Boutique leather studio, Clayton & Crume, pivoted while its shop was temporarily closed - pausing production on its luxury leather goods and starting to make what was needed most by the medical community: face shields. On its face shield site, the company says: “We’re eager to put our skills to use in the fight against COVID-19 and to help play a small role in keeping medical professionals safe.” What a way to let customers know they care - not only about where their next purchase comes from - but about everyone’s welfare in an unprecedented time.
Similarly, my friend Beth told me about Origin, a Maine company that pivoted to keep its people working and help essential workers. The company normally manufactures mixed martial arts apparel, jeans, boots and other garments. Overnight, it pivoted its employees and operations to focus on producing face coverings. This video shows it best.
Work (not) From Home

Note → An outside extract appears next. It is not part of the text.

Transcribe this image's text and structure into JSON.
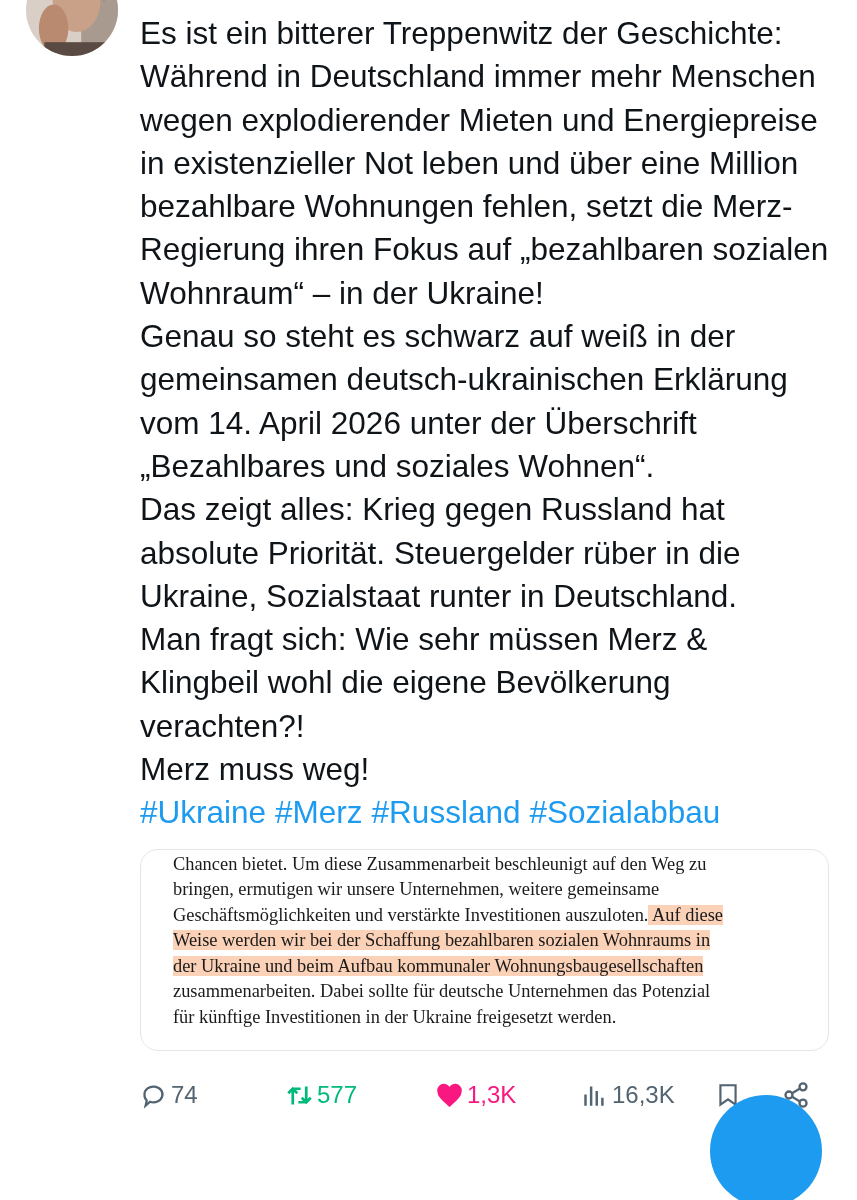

The Hyatt Centric Las Olas customer experience pivot is classic South Florida. The property, also the area’s newest and tallest building, is offering day rates for hotel rooms as an alternative to the home office. Kara tells me the $75 fee includes a poolside suite, power lunch, and post-work cocktail or private Peloton ride. Sounds like an extremely wise investment right about now!
Who Says You Can’t Play in Traffic?
Santa Monica redesigned it’s streets. Literally. “As we seek to support our local businesses and provide safe ways to enjoy our City, reimagining our public rights of way becomes essential,” said Interim City Manager Lane Dilg. It’s outdoor dining in a whole new way.
The locally-owned, restaurant-laden Massachusetts Ave in Indianapolis - dubbed “Mass Ave” by locals - took a similar approach. In May, restaurants began welcoming back eager diners at 50% capacity with tables seating 6 people or less outside, temporarily closing the road to all vehicle traffic. White tents and fine dining sidewalk-style allowed businesses to reopen their doors and nurture the social aspect of dining people had so desperately missed.
And in Colorado, Denver’s Larimer Square took a similar approach, closing off traffic and opening up this popular shopping/dining area to outdoor dining. With happy hour festivities, dinner, and an evening under the stars, Dining al Fresco is one of the city’s best scenes. USA Today named Larimer Square one of its Top 10 Dining al-Fresco Neighborhoods in the United States.
The Show Must Go On
We humans can’t go very long without our entertainment - it’s our escape and if we don’t need an escape now, boy when will we!? With movie theaters closed, places have gotten pretty creative! For those lucky enough to have a boat, floating cinemas are popping up across the US. If you’ve been, please message me, I need to know!
Short of that, you’ve probably got something like the Carpool Cinema Wynwood coming to a town near you. They’re all about the customer experience plus COVID safety. While you can order food and drinks (yep, movie margaritas are a thing!) from a few local hotspots to be delivered to your car, the website also clearly says: “You must stay in your vehicle at all times during the movie except to use the restroom. Basically, the ground is lava.” LOL, I wish that would work with my kids!
COVID essentially hit fast-forward on many things, like the reality of work from home (work from anywhere really), telemedicine, and curbside pickup. So, while most of us could have done without 2020 and its ongoing juggling acts, some pretty solid aspects of our collective humanity and ingenuity bubbled to the surface. Our experiences as humans, as employees, and as customers have certainly changed to the extreme, but they still exist (and matter). And ultimately, what the customer wants will persist into the future.
Rich Mahogany (@hogesq) said it best: "Creative pivots are here to stay… ordered my Egg McMuffin on my phone and @McDonalds brought it to my car in the parking lot.. skipped the doctor appt bc @Teladoc can treat me at home… why go back to the drive-thru or the waiting room post-COVID??”
What is your favorite creative pivot of 2020? Could be employee experience, could be customer experience, could be something completely different. Discuss & share.